Sometimes death comes as a bolt out of the blue, an unwelcome surprise to the survivors of the decedent and the administrator of his or her estate. But other times, there is foreknowledge that death is imminent, whether it is months, weeks or even just days away. If you know that you are named as administrator of someone’s estate, and that person is diagnosed with a terminal illness, there are things that you can do while the person is still alive that will make the probate process go more smoothly.
That the individual has taken the time and effort to plan for their estate indicates that they are at least somewhat comfortable with discussing end-of-life matters. This is important, as many people are not. Another vital point is that they have the mental capacity to discuss their affairs. Many physically debilitating illnesses do not impair the mental faculties until the very last stages of the disease, if at all. If the terminally ill person is able and willing to assist the estate administrator, the two can make a list of the debt liabilities prior to the person’s death. This can hasten the probate process later.
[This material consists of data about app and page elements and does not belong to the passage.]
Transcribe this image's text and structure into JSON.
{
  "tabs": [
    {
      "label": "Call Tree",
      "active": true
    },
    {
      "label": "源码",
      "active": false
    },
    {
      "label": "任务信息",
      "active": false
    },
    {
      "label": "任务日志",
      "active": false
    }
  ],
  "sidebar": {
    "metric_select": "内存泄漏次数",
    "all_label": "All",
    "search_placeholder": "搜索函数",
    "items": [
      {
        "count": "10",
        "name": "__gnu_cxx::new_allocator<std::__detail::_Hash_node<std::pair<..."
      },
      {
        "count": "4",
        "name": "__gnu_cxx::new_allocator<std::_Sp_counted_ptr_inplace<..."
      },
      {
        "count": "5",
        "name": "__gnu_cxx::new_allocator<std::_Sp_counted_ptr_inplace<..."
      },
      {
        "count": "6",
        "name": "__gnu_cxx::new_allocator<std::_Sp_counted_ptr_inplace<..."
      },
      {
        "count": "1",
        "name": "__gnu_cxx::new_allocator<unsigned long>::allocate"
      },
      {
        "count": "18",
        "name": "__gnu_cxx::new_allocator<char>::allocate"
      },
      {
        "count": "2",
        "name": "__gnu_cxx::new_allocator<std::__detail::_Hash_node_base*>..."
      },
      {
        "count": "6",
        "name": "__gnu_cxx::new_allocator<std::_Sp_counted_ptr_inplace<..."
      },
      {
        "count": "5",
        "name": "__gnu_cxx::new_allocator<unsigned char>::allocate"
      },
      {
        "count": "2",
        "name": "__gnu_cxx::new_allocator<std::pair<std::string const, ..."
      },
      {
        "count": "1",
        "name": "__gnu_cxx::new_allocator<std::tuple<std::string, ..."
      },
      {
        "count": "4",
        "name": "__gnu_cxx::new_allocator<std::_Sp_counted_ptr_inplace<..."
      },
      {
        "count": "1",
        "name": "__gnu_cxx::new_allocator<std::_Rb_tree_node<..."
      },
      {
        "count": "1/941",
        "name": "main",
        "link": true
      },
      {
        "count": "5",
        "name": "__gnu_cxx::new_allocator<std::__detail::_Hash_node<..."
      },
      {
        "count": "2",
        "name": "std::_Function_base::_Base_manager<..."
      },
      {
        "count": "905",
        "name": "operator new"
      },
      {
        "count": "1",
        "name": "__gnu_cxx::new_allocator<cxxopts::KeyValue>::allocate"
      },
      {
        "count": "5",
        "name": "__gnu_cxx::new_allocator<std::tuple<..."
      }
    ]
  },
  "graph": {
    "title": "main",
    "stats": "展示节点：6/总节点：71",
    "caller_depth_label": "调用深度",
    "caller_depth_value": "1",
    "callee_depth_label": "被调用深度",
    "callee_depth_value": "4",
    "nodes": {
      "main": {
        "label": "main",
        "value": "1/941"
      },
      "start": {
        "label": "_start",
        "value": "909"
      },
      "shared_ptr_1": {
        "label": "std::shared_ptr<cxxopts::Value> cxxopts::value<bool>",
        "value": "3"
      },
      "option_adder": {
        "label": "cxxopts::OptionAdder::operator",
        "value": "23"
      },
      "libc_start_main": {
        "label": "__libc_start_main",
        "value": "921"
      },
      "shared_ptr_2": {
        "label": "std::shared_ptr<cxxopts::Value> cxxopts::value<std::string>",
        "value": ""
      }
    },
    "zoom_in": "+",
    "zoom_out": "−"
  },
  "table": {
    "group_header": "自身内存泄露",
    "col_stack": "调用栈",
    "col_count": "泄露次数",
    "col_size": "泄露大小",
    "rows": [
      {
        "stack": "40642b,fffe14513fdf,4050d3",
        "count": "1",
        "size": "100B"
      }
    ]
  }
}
To streamline the process for all parties, make sure that you include the following:
- Open lines of credit
- Loans for cars, boats and other movables
- Cellphone bills
- Condo fees
- Credit card bills
- Income taxes
- Property taxes
- Utility bills
- Outstanding student loans (check to see if these will be extinguished upon the decedent’s death)
- Any open loans against retirement accounts or life insurance policies
- Storage fees
Expenses paid once the individual has died are placed into the category of final expenses; others will be ongoing administrative expenses. Heirs often agree to pay these bills until probate can be opened. Beneficiaries need to use their own judgment about retaining assets that have liens or encumbrances against them that offset their value. In order to keep heavily mortgaged properties, making ongoing payments is vital. This can be a sticking point for some heirs who want to hold on to the family home, which may be underwater in a mortgage. The estate administrator can avoid any appearance of impropriety by seeking legal advice from an estate lawyer about the wisdom of retaining or liquidating assets to pay the decedent’s final bills and estate expenses.
Source: The Balance, “Handling Deceased Debts Before and During Probate,” Julie Garber, accessed Sep. 22, 2016